This is a featured guest post written by Kathleen Cuneo, Ph.D., psychologist, parent coach, and mom.
As parents, we need to be mindful of not only what foods we choose to offer our children, but also of what patterns and associations between food and emotion we are establishing. When our children are upset, it is natural for us to want to soothe them. Often, by habit and by memory our own childhood experiences, we may be tempted to soothe with food.
Don’t get me wrong, soothing with food is not always a bad thing. I want my children to have positive emotional associations with foods. And I’m also the mom who went through a period of time with an active toddler whom I couldn’t get to sit in her stroller without the reward of fruit snacks. But it’s the overall pattern that’s important, and food should never be the only option for comfort or reinforcement.
Here are some other things to consider:
- Negative emotions are not always a bad thing. They provide an opportunity for learning and for greater understanding. The goal isn’t that your child will never experience negative emotions, but rather that they’ll develop skills that will enable them to be soothed and eventually to soothe themselves and cope with negative experiences.
- Your parenting toolbox can be filled with tools other than fruit snacks and sweets to help your child handle their emotions.
- Know that no one strategy will work all the time or for everybody. You’ll need to observe patterns in what seems to work for your individual child at particular times. As their language skills and ability to make connections develop, talking about your observations with them will be providing them with their own coping tools for the future.
So the next time your child is upset and you’re tempted to give them a cookie or lollipop to help them feel better, think of trying one of these strategies instead.
1. Physical activity
For many children, physical activity can help them organize and regulate themselves.

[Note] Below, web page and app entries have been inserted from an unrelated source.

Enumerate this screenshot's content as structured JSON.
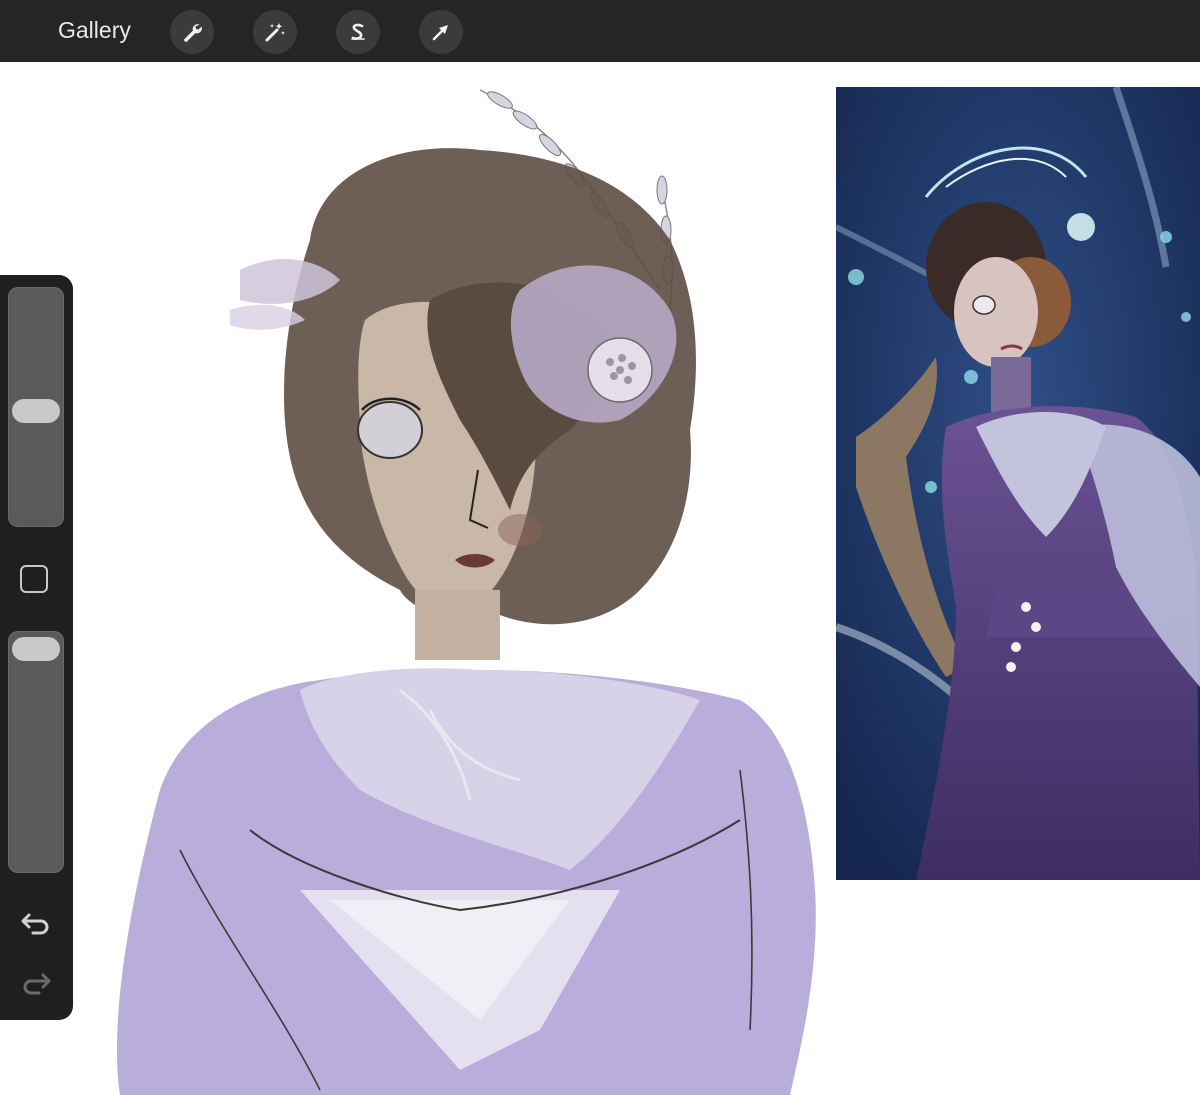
{
  "topbar": {
    "gallery_label": "Gallery",
    "tools": [
      {
        "name": "actions",
        "icon": "wrench-icon"
      },
      {
        "name": "adjustments",
        "icon": "magic-wand-icon"
      },
      {
        "name": "selection",
        "icon": "selection-s-icon"
      },
      {
        "name": "transform",
        "icon": "arrow-cursor-icon"
      }
    ]
  },
  "sidebar": {
    "brush_size_level": 0.45,
    "opacity_level": 0.05,
    "modify_icon": "square-icon",
    "undo_icon": "undo-arrow-icon",
    "redo_icon": "redo-arrow-icon"
  },
  "canvas": {
    "drawing": "sketch-portrait",
    "reference": "reference-image"
  },
  "colors": {
    "topbar": "#252525",
    "sidebar": "#1f1f1f",
    "hair": "#5e4e44",
    "skin": "#c9b7a8",
    "dress": "#b3a8d8",
    "reference_bg": "#1f3a6b"
  }
}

Often a little running, jumping, yoga, or dancing can result in an improved mood.
Calming music can be relaxing for both children and adults. Explore how music may influence your child’s emotional state.
I’ve worked with several children who soothe themselves by coloring. You can observe their body tone soften just by the act of coloring.
4. Creative activities
For other children, coloring might not have any effect on their mood or tone, but perhaps a more creative activity might. Drawing, painting, building, or pretending can be important outlets of expression as well as ways of organizing and calming the mind and body.
If reading is not a struggle or an emotionally-charged activity, it can be a very calming activity for many. If your child is not old enough to read on his own and does not enjoy looking at books by himself, then reading a book together, could be a shared activity that he finds soothing.
6. Cooking together
This can be not only a fun way to connect with your child but also a way to teach your child valuable cooking skills and healthy eating habits.
7. Calming down space
Rather than a time-out space to go after some misbehavior, children can also benefit from a designated space to go to calm down and reorganize themselves before they hit that point of no return. You can designate a corner of a room, a soft, comfy chair, or even an indoor tent as a special quiet space for this purpose.
While you have to be careful about over-use, they definitely have their place in helping children calm themselves.
One of my personal favorites! Playing with playdough offers both a creative outlet and a motor activity combined into one. Many a mood has been improved after a little time with dough.
Maybe the most obvious and potentially quickest fix when your child is upset. Hugs, kisses, and back rubs can often do the trick for many children. Other children may respond better to deeper pressure or brushing techniques which may require some instruction from an occupational therapist to be used effectively.
Want research-backed tips on helping your child develop a healthy relationship with food? Check out Maryann’s book: How to Raise a Mindful Eater: 8 Powerful Principles for Transforming Your Child’s Relationship with food.